Once you get the rows laid out and the darks and light fabrics evenly spaced, sew the blocks together into rows, press, and sew your rows together and press. You should now have yourself a cute little quilt top in no time at all! I thought this one would be a good play mat quilt for a boy….to make it a crib size just add two more rows (cut 2 extra 1/8 yard pieces…so 12 instead of 10).


The fabrics used in this quilt are from the Wheels collection by Riley Blake. You can find it here or here. here. I've had lots of questions about the polka dots....the yellow dot and the blue and orange dot I have no idea. The orange on orange dot is from the wheels collection, the green and blue polka dot is Anna Marie Horner from the garden party line, the green outlined dots with some yellow dots thrown in is from the Mingle line by Robert Kaufman. The orange print that is kind of leafy with the brown dot in the middle is a Riley Blake print. Any of the others I have no idea but they are probably old!

Monday, July 12, 2010

The Road Trip Quilt



Tutorial coming soon! This one is in the shop.

PS. How cute is that fabric!??? Love it. You can find it here or here. You can also find it here at the Ribbon Retreat and they sell by the fat quarter and 1/4 yard! LOVE THAT because I rarely use up the whole 1/2 yard. And yes…the quilting was boring as heck…but well worth it. :)

Thursday, July 8, 2010



I can only quilt three rows or so before I’m majorly bored and distracted….which is probably why straight stitch quilting takes me FOREVER.  (and why I’m writing this post instead)

By the way, your comments to my last post…..HILARIOUS!  We were laughing our heads off….I’m glad everybody’s kids go through a “lets take back the baby” phase.   Thanks for making my day!

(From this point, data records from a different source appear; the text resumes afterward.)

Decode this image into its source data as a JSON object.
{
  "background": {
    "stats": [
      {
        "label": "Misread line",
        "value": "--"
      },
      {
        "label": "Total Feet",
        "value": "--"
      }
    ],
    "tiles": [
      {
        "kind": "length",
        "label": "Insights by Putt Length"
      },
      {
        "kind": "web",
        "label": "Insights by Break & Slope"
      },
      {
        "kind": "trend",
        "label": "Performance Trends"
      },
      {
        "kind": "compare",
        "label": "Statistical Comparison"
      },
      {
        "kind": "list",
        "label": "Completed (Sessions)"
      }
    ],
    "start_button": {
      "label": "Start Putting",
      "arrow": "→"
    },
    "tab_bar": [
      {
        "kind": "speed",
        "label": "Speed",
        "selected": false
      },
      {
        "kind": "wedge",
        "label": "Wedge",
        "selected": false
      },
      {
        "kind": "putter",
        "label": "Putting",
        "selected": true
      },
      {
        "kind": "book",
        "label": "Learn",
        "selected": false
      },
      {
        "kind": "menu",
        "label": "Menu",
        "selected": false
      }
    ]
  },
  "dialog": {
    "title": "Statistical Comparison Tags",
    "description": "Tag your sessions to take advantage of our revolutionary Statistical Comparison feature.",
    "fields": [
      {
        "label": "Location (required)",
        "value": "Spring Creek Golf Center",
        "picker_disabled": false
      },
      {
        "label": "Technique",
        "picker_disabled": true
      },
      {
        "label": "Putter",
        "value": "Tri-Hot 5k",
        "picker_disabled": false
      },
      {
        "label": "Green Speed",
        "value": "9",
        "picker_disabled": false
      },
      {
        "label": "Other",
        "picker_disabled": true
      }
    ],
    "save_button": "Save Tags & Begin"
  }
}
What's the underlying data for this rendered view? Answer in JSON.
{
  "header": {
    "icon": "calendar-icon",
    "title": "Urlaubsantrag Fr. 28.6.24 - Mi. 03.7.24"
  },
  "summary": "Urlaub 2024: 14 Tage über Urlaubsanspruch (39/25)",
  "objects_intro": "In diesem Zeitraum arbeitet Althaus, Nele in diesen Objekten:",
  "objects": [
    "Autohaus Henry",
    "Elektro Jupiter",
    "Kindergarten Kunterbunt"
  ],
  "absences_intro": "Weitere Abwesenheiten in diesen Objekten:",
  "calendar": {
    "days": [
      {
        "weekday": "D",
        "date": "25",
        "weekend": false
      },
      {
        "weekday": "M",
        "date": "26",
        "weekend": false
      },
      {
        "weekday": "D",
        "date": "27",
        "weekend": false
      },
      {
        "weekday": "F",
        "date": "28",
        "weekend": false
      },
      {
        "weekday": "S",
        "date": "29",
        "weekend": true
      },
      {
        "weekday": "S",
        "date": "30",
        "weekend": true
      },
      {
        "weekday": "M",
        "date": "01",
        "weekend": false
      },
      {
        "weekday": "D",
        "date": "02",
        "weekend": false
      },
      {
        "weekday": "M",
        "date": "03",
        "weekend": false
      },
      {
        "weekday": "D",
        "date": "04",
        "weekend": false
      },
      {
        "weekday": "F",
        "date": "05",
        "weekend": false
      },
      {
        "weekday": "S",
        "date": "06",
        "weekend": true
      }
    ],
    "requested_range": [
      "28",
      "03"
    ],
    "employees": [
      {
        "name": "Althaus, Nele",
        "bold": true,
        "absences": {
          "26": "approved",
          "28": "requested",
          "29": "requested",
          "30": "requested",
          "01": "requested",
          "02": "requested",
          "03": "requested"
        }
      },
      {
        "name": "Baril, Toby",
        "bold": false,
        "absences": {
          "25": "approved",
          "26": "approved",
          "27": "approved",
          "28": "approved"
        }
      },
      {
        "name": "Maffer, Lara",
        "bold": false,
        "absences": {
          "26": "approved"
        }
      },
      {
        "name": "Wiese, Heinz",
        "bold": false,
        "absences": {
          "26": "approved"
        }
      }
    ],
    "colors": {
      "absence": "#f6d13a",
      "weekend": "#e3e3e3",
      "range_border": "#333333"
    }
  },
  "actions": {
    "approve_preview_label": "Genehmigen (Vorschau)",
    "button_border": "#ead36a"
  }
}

Tuesday, July 6, 2010

Thoughts from my 3 year old…

From last night while Ryan was doing this:


Ben:  We should not get any more babies.

Me:  But Mommy and Daddy love babies. 

Ben:  We should give our baby to a different family so they can have two kids and we should just have one kid.  We should just have me.  That would be great.

The end.

Monday, July 5, 2010

Laying low


I’ve been laying low in the sewing department…..except for a handful of appliqu├ęd onesies I made a few nights ago.  I bought size 6-9 months thinking they’d be roomy enough for my 3 month old….and they are TIGHT!   This brand always seems to run a size or two small though….or maybe its my chunky baby?  Probably both.


Here is the graphic I used for my dog onesie.  To make one…. iron your fabric to double sided fusible web (like heat n’ bond) then hold up the fabric to the computer screen and you should be able to see through the fabric well enough to trace the dog onto the fusible web paper.  Then cut out your dog, peel off the paper,  iron it to the shirt and sew around (the tricky part!).  

Lab Sillouette